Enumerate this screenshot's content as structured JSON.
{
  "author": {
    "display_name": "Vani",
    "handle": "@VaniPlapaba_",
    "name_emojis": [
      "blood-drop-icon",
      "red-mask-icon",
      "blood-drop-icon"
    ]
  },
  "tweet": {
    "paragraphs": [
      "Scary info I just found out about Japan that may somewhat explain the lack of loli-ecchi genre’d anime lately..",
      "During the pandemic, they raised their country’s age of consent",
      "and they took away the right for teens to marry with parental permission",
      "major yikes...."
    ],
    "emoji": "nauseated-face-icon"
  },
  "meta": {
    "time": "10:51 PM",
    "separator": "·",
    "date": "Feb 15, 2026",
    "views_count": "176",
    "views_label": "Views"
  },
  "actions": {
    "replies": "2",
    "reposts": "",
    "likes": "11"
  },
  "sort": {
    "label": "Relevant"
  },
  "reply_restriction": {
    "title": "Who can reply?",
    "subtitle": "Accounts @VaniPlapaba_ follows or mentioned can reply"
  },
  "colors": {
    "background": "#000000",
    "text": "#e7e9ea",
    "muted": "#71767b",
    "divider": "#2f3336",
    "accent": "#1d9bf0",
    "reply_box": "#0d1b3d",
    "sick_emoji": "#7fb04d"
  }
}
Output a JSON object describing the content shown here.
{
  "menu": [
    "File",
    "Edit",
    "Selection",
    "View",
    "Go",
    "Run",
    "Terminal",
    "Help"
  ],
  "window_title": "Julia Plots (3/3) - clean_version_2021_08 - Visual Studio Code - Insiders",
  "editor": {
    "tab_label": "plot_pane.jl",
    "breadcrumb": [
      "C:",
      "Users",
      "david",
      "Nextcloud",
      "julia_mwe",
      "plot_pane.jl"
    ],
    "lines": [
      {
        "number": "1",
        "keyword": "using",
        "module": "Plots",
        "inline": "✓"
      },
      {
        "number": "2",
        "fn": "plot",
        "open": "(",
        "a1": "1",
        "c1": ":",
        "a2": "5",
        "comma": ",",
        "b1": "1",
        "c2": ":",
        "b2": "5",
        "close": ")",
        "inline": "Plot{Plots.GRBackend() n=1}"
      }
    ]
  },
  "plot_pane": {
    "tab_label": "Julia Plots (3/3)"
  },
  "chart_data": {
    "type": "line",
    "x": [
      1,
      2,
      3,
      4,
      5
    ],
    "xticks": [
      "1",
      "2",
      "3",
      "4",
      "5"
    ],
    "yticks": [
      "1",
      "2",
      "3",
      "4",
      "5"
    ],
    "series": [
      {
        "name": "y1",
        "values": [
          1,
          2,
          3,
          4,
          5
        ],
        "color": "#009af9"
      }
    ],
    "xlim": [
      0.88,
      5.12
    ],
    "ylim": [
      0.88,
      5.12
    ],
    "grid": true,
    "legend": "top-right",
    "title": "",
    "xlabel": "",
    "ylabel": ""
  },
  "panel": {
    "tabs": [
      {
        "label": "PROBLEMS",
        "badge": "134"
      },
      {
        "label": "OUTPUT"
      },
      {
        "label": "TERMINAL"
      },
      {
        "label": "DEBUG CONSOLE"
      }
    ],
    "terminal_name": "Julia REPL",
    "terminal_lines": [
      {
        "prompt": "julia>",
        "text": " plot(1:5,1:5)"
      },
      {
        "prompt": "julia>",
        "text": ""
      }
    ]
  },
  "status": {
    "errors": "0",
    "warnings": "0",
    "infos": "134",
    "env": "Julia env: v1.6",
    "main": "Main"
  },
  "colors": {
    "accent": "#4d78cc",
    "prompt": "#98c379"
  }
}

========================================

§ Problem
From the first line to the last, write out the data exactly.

§ Solution below
Enumerate this screenshot's content as structured JSON.
{
  "author": {
    "display_name": "Vani",
    "handle": "@VaniPlapaba_",
    "name_emojis": [
      "blood-drop-icon",
      "red-mask-icon",
      "blood-drop-icon"
    ]
  },
  "tweet": {
    "paragraphs": [
      "Scary info I just found out about Japan that may somewhat explain the lack of loli-ecchi genre’d anime lately..",
      "During the pandemic, they raised their country’s age of consent",
      "and they took away the right for teens to marry with parental permission",
      "major yikes...."
    ],
    "emoji": "nauseated-face-icon"
  },
  "meta": {
    "time": "10:51 PM",
    "separator": "·",
    "date": "Feb 15, 2026",
    "views_count": "176",
    "views_label": "Views"
  },
  "actions": {
    "replies": "2",
    "reposts": "",
    "likes": "11"
  },
  "sort": {
    "label": "Relevant"
  },
  "reply_restriction": {
    "title": "Who can reply?",
    "subtitle": "Accounts @VaniPlapaba_ follows or mentioned can reply"
  },
  "colors": {
    "background": "#000000",
    "text": "#e7e9ea",
    "muted": "#71767b",
    "divider": "#2f3336",
    "accent": "#1d9bf0",
    "reply_box": "#0d1b3d",
    "sick_emoji": "#7fb04d"
  }
}
Output a JSON object describing the content shown here.
{
  "menu": [
    "File",
    "Edit",
    "Selection",
    "View",
    "Go",
    "Run",
    "Terminal",
    "Help"
  ],
  "window_title": "Julia Plots (3/3) - clean_version_2021_08 - Visual Studio Code - Insiders",
  "editor": {
    "tab_label": "plot_pane.jl",
    "breadcrumb": [
      "C:",
      "Users",
      "david",
      "Nextcloud",
      "julia_mwe",
      "plot_pane.jl"
    ],
    "lines": [
      {
        "number": "1",
        "keyword": "using",
        "module": "Plots",
        "inline": "✓"
      },
      {
        "number": "2",
        "fn": "plot",
        "open": "(",
        "a1": "1",
        "c1": ":",
        "a2": "5",
        "comma": ",",
        "b1": "1",
        "c2": ":",
        "b2": "5",
        "close": ")",
        "inline": "Plot{Plots.GRBackend() n=1}"
      }
    ]
  },
  "plot_pane": {
    "tab_label": "Julia Plots (3/3)"
  },
  "chart_data": {
    "type": "line",
    "x": [
      1,
      2,
      3,
      4,
      5
    ],
    "xticks": [
      "1",
      "2",
      "3",
      "4",
      "5"
    ],
    "yticks": [
      "1",
      "2",
      "3",
      "4",
      "5"
    ],
    "series": [
      {
        "name": "y1",
        "values": [
          1,
          2,
          3,
          4,
          5
        ],
        "color": "#009af9"
      }
    ],
    "xlim": [
      0.88,
      5.12
    ],
    "ylim": [
      0.88,
      5.12
    ],
    "grid": true,
    "legend": "top-right",
    "title": "",
    "xlabel": "",
    "ylabel": ""
  },
  "panel": {
    "tabs": [
      {
        "label": "PROBLEMS",
        "badge": "134"
      },
      {
        "label": "OUTPUT"
      },
      {
        "label": "TERMINAL"
      },
      {
        "label": "DEBUG CONSOLE"
      }
    ],
    "terminal_name": "Julia REPL",
    "terminal_lines": [
      {
        "prompt": "julia>",
        "text": " plot(1:5,1:5)"
      },
      {
        "prompt": "julia>",
        "text": ""
      }
    ]
  },
  "status": {
    "errors": "0",
    "warnings": "0",
    "infos": "134",
    "env": "Julia env: v1.6",
    "main": "Main"
  },
  "colors": {
    "accent": "#4d78cc",
    "prompt": "#98c379"
  }
}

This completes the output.